Tougher economic conditions usually stimulate a greater interest in belt tightening and becoming more efficient whether it is household or farm expenses. Low input/management cattle operations which run a bull year round many times are puzzled about where and how to start getting better control of their herd management. It really is quite simple and is based on removing the bull first and following up with pregnancy determination. These two steps are fundamental to raising the management level of any size cow-calf enterprise.
Herd health practices, nutritional decisions, genetic selection and calf market value all hinge on managing cattle at a similar stage of their production cycle. The only way to achieve this end is by controlling the breeding season with an ultimate goal of reaching a 75-90 day breeding season. The following figure depicts the energy requirements (TDN) of beef cows and replacement heifers over a production cycle. The variation in energy needs should make two clear points:
Similar examples of benefits to other management areas can be drafted for herd health practices, calving management, calf marketing and record keeping.
Once bulls are removed, the second important step is pregnancy determination.

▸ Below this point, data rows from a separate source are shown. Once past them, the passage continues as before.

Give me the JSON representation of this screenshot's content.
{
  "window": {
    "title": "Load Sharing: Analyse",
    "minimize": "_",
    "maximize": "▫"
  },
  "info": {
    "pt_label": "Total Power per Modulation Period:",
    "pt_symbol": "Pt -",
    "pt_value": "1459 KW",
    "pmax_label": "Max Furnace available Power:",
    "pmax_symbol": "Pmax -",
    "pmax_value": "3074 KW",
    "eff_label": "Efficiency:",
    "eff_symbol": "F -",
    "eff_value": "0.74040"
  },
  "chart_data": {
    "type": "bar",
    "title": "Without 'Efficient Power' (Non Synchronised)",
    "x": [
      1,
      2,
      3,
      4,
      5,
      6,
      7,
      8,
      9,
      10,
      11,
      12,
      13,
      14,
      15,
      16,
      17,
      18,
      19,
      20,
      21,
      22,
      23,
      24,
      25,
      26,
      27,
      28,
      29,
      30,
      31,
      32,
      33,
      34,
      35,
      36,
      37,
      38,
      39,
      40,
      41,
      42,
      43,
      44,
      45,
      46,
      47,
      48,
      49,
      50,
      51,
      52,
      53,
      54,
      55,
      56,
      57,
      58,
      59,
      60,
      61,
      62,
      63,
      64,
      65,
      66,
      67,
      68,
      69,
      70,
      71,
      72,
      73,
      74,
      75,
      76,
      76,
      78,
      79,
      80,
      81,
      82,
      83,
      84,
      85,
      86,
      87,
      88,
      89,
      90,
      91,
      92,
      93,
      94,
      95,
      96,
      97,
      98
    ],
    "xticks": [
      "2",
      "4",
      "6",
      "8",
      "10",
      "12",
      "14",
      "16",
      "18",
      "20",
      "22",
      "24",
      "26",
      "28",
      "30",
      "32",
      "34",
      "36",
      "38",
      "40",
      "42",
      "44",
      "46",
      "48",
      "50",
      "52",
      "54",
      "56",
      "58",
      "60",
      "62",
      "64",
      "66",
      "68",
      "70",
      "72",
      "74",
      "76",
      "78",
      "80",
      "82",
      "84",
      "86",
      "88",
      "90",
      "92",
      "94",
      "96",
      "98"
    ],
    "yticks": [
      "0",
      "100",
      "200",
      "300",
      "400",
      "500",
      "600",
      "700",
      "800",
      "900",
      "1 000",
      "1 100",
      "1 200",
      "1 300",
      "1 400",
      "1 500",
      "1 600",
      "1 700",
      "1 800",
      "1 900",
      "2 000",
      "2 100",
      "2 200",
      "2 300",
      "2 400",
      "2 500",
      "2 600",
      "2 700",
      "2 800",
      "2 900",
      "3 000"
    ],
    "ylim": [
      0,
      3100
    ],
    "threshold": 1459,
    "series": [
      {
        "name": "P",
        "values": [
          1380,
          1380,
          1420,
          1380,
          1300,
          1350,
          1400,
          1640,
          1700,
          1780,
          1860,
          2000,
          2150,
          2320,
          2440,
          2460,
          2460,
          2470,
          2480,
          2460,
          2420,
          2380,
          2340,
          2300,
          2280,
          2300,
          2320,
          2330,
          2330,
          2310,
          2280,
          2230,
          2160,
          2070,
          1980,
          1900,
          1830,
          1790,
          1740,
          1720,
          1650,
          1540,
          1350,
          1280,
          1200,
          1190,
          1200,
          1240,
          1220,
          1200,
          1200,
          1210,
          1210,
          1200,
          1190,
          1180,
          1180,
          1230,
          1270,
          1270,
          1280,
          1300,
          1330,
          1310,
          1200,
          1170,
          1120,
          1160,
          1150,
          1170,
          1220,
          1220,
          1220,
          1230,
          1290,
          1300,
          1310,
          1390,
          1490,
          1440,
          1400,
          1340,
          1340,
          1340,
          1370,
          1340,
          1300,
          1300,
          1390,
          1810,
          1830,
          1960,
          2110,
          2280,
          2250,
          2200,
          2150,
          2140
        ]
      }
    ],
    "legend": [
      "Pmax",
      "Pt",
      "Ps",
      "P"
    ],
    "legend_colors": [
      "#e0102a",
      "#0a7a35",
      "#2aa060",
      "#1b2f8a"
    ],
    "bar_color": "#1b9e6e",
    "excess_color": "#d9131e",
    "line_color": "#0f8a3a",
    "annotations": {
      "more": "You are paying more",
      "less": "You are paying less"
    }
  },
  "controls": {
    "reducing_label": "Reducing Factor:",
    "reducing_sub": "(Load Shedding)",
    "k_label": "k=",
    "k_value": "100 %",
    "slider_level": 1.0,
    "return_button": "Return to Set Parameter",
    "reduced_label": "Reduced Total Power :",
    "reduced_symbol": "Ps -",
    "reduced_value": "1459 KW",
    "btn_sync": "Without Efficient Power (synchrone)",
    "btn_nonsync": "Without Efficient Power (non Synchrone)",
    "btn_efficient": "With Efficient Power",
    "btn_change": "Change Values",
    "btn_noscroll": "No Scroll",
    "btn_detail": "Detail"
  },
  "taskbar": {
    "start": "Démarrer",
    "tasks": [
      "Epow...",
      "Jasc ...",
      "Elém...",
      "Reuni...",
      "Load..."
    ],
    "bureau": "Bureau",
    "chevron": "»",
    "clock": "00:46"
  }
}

Identification of open cows allows their culling after the calf is weaned. Pregnancy checking heifers 45-60 days following removal of the bull allows early identification of open heifers that can be marketed as yearlings and are young enough to go to a feedlot and be fed for the choice beef market. Slow identification or longer retention of these open heifers increases the likelihood that a 4-5 month feeding period could make them close to “B” maturity (30 months or older) at slaughter. As cattle approach this line their live value is diminished as a function of what their final value is projected to be.
Other factors which favor pregnancy determination are the identification and removal of sub-fertile females. This allows culling of females which are under-performing in an operation’s management and environment. Additionally this insures that only pregnant females are managed and fed during the expensive winter feeding period.
Our current economic environment emphasizes increased efficiency to remain competitive. For producers not already managing the breeding season, these two steps are vital first steps in cow management and open the door for many other opportunities in the future.
Virginia Cooperative Extension materials are available for public use, re-print, or citation without further permission, provided the use includes credit to the author and to Virginia Cooperative Extension, Virginia Tech, and Virginia State University.
Issued in furtherance of Cooperative Extension work, Virginia Polytechnic Institute and State University, Virginia State University, and the U.S. Department of Agriculture cooperating. Alan L. Grant, Dean, College of Agriculture and Life Sciences; Edwin J. Jones, Director, Virginia Cooperative Extension, Virginia Tech, Blacksburg; Jewel E. Hairston, Administrator, 1890 Extension Program, Virginia State, Petersburg.
July 10, 2009